Disrupting Drug Markets: The Eﬀects of Crackdowns on Rogue Opioid Suppliers
Adam Soliman (Duke University), Disrupting Drug Markets: The Eﬀects of Crackdowns on Rogue Opioid Suppliers, ERID Working Paper 313 (2023):

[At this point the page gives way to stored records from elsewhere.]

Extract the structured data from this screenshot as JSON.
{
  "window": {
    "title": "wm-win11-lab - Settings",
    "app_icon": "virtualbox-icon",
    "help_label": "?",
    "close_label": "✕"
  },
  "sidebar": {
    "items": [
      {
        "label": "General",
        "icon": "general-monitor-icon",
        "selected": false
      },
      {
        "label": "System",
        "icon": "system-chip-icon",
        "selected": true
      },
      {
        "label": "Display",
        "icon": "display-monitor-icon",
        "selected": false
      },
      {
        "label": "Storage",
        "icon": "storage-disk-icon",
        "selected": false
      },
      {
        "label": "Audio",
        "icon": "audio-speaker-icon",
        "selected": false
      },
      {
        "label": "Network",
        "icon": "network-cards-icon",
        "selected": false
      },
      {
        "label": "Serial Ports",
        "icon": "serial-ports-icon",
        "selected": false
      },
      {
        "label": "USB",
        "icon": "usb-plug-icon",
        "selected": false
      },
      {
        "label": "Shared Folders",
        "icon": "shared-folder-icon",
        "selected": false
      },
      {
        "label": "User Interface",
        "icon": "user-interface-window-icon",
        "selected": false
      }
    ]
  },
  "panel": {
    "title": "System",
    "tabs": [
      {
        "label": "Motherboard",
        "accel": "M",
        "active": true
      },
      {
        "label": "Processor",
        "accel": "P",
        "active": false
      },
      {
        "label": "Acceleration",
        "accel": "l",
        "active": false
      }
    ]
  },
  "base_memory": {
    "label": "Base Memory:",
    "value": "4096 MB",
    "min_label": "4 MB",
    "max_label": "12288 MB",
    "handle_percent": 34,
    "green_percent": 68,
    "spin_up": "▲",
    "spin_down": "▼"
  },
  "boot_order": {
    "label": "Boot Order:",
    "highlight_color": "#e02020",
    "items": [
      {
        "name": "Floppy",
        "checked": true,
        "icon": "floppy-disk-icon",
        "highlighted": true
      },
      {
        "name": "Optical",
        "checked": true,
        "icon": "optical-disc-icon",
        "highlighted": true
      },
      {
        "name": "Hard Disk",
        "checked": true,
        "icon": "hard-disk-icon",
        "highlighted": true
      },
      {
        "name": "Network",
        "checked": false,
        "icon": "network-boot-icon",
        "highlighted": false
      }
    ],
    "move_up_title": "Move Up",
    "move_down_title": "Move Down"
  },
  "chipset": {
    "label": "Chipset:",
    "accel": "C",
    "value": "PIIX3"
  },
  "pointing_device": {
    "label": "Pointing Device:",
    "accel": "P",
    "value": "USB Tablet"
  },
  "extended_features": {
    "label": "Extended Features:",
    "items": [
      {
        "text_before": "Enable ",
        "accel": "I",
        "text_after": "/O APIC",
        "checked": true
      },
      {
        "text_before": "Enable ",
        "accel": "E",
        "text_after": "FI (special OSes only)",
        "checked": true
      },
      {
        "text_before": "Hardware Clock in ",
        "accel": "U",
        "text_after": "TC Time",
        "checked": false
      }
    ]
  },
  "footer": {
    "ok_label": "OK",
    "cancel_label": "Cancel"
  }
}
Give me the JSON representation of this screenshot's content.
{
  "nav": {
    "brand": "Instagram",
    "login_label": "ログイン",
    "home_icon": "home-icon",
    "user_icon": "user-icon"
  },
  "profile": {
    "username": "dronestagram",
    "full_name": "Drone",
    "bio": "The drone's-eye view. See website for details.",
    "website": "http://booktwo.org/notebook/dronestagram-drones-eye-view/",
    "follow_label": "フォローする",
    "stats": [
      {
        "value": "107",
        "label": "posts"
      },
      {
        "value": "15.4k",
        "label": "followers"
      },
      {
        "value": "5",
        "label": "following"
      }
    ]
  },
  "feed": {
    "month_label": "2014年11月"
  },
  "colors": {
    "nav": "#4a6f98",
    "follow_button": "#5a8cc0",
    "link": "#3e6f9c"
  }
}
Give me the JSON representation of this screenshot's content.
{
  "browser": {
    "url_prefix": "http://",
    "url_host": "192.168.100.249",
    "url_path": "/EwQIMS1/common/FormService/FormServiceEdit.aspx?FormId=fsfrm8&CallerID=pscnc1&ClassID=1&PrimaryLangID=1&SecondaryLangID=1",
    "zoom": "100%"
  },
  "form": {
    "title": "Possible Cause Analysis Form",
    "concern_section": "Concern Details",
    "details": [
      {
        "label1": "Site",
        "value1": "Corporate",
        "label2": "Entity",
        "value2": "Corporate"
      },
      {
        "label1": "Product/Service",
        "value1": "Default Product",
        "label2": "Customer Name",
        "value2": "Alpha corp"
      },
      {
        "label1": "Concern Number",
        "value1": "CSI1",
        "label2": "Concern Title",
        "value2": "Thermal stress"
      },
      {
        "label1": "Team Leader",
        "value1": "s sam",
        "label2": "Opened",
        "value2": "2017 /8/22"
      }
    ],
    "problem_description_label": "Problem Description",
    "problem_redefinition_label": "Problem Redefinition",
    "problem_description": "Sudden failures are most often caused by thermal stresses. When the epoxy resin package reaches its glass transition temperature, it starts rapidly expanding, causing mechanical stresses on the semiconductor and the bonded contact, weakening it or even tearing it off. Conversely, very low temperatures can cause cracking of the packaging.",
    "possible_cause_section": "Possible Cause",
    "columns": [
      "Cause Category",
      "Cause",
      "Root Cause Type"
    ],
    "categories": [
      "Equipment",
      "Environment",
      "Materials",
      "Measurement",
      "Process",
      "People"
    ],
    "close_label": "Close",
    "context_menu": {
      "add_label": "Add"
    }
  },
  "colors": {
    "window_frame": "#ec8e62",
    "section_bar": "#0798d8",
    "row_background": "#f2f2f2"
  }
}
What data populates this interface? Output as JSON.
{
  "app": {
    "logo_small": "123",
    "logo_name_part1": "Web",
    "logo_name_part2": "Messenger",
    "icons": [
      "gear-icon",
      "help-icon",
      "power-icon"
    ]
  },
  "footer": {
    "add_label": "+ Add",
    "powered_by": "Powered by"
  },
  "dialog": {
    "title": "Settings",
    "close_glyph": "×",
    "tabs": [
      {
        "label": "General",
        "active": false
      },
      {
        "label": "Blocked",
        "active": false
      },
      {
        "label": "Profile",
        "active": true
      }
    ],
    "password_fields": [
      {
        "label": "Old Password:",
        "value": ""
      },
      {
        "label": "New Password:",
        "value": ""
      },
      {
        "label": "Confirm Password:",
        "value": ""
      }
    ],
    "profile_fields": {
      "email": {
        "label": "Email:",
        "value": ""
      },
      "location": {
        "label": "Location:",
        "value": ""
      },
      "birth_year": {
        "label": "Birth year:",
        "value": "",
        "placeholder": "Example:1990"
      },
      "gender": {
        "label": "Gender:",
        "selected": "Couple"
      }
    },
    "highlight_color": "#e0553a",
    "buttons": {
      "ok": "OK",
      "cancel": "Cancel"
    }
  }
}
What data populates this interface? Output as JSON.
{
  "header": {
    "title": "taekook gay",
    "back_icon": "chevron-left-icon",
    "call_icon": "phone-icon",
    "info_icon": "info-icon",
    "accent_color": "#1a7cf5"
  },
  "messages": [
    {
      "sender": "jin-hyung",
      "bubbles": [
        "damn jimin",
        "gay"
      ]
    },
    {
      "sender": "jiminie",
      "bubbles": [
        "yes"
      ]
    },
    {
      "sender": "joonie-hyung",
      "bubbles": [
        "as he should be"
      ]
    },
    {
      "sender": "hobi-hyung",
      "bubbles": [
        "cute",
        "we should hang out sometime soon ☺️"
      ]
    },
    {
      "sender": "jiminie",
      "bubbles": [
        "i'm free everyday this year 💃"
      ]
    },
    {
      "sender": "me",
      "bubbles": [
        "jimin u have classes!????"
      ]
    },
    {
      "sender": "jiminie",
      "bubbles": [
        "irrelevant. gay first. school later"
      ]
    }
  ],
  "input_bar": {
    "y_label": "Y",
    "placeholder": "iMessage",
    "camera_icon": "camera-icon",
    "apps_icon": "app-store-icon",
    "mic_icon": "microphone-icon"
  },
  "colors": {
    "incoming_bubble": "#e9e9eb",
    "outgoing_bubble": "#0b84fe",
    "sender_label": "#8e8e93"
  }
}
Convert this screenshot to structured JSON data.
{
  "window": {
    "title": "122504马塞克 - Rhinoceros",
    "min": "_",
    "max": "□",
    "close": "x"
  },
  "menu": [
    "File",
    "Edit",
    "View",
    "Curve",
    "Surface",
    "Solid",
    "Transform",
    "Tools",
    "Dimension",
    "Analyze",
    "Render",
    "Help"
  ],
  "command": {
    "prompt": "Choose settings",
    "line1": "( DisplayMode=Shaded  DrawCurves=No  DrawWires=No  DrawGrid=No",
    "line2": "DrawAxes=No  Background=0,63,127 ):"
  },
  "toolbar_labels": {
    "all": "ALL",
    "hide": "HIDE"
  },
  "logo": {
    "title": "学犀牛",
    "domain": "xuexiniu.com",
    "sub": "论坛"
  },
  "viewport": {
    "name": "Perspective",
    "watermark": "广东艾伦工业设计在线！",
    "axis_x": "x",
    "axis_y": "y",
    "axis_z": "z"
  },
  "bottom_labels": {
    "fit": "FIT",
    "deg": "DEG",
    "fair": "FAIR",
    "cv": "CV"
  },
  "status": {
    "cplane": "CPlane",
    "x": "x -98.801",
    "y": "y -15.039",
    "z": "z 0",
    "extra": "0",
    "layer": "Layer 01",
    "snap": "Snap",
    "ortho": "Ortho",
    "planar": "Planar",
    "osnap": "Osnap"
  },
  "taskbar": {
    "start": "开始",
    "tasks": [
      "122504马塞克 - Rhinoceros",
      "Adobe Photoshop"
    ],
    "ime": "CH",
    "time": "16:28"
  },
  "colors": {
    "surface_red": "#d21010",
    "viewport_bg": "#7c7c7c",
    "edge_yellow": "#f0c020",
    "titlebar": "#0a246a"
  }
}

More than 564,000 Americans have died from an opioid-related overdose since 1999. In this paper, I estimate the impacts of enforcement actions taken against rogue doctors on the supply of prescription opioids, black-market prices, and health outcomes. Exploiting plausibly exogenous variation in the timing and location of controlled substance license audits, I ﬁnd that cracking down on a single doctor decreases city-level opioid dispensing by 10% within three months and 25% after two years. This decline in legal supply persists across space and time and results in a 44% increase in the black-market pill price. Signiﬁcant heroin substitution also occurs, yet for each additional heroin overdose death, there are two fewer non-heroin opioid overdose deaths. The mortality declines are strongest among young and prime-aged males. These results highlight a novel tradeoﬀ policymakers should consider when attempting to address drug abuse through supply-side interventions: reductions in the ﬂow of new users must be balanced against the harm that arises when existing users substitute to more dangerous drugs.